[WORK REQUIRED]:
Filter the entries down to the lines containing "checked", and copy those lines.

(Beginning of SUPPLIED DATA)

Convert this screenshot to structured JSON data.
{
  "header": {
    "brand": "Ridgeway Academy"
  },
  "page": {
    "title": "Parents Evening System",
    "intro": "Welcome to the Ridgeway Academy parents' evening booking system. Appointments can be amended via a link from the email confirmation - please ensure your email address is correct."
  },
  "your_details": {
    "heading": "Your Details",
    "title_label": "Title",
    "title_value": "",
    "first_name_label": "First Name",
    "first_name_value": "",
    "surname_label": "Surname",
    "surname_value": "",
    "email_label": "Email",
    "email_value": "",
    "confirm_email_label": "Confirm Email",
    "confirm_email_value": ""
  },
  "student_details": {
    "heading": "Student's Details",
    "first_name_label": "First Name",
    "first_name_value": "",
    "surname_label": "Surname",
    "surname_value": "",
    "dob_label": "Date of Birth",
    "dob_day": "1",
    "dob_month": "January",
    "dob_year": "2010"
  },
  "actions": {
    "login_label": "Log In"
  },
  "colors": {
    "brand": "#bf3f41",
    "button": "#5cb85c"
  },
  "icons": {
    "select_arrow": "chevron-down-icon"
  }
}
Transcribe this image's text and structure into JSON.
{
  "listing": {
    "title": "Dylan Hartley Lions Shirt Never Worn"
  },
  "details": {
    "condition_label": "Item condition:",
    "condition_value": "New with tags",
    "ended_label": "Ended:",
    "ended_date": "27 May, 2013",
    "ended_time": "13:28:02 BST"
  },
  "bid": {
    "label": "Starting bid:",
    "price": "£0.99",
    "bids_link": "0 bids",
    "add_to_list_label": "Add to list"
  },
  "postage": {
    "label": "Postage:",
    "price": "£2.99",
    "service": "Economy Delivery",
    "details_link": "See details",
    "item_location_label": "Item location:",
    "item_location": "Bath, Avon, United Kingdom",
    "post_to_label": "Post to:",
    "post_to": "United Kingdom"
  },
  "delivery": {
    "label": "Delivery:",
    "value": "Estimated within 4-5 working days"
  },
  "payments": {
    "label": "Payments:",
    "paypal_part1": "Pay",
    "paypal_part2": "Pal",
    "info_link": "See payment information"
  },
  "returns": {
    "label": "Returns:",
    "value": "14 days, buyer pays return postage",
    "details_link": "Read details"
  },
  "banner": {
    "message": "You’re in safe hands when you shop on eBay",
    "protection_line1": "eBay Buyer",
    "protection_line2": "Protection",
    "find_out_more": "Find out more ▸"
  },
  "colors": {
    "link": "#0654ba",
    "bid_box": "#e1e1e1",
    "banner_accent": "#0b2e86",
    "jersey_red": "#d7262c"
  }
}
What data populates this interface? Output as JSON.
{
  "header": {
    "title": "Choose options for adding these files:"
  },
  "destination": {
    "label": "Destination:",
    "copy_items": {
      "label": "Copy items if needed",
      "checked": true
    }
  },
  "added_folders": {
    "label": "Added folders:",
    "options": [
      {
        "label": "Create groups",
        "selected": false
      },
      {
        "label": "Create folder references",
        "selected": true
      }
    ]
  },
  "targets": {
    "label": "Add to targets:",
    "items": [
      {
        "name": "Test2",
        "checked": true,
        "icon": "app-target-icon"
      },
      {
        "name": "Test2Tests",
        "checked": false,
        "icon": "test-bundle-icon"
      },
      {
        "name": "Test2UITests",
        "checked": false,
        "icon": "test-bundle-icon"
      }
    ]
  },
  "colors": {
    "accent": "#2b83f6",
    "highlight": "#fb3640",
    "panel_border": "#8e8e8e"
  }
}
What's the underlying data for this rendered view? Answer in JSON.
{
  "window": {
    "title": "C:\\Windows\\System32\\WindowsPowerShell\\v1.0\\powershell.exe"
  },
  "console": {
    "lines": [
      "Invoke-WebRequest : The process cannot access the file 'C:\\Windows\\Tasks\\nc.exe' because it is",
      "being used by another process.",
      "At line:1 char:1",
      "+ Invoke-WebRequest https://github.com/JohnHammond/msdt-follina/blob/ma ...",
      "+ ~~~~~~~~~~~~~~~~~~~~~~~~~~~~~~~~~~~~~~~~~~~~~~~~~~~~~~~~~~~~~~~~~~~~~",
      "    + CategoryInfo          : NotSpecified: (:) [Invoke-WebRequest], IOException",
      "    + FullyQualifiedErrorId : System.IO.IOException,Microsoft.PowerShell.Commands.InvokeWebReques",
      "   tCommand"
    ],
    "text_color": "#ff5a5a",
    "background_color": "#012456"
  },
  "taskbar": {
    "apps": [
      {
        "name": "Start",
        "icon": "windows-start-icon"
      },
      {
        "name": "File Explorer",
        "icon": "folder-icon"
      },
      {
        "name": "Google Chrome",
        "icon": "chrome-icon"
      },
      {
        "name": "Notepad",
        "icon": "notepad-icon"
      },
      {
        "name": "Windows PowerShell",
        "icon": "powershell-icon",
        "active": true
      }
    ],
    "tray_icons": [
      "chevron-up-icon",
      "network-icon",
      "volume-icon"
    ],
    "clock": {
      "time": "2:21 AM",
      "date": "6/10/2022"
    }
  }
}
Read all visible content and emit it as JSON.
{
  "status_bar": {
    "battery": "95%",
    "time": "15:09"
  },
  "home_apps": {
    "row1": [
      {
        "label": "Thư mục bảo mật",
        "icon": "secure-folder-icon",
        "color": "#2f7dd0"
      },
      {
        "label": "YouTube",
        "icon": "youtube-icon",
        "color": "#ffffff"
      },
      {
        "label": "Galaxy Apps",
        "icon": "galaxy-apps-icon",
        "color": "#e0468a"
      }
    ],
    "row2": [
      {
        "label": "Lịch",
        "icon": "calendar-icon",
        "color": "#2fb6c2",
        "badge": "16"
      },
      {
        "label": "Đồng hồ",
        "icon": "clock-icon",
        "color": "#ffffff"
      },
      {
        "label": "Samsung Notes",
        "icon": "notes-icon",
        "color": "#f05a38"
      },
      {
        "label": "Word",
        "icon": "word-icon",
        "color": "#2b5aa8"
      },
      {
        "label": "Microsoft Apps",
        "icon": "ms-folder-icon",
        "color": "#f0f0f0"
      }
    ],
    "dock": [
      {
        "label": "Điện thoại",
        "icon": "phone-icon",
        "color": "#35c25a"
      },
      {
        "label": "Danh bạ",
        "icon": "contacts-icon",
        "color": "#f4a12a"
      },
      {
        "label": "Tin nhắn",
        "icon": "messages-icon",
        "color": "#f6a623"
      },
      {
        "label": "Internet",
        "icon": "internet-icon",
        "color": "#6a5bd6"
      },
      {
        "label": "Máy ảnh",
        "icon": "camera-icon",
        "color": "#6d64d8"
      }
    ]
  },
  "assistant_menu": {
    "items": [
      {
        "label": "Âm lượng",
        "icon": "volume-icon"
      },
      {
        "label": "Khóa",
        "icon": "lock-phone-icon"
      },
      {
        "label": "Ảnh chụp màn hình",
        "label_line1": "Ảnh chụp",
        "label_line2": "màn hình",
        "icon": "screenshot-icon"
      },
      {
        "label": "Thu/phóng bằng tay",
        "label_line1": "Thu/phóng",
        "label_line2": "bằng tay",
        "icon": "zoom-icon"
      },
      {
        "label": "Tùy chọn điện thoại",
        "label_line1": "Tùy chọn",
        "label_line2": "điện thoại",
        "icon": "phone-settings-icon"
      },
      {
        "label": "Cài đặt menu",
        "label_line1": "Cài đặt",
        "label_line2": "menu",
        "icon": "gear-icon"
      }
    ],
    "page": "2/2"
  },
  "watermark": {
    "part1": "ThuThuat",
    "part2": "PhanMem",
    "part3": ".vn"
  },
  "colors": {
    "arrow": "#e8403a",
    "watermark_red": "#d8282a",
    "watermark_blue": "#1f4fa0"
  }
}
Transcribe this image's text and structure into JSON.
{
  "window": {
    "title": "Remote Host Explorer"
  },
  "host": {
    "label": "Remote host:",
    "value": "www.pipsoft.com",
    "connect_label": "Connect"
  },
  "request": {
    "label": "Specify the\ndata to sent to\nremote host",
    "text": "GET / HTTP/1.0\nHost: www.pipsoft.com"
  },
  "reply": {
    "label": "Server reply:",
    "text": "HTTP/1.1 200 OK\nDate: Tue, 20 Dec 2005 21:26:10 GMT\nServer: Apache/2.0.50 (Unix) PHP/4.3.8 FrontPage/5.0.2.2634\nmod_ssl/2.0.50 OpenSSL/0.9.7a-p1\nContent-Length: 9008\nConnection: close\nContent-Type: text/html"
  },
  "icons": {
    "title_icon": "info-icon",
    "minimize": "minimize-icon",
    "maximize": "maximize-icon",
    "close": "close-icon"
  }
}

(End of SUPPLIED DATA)

[RESPONSE BELOW]:
      "checked": true
        "checked": true,
        "checked": false,
        "checked": false,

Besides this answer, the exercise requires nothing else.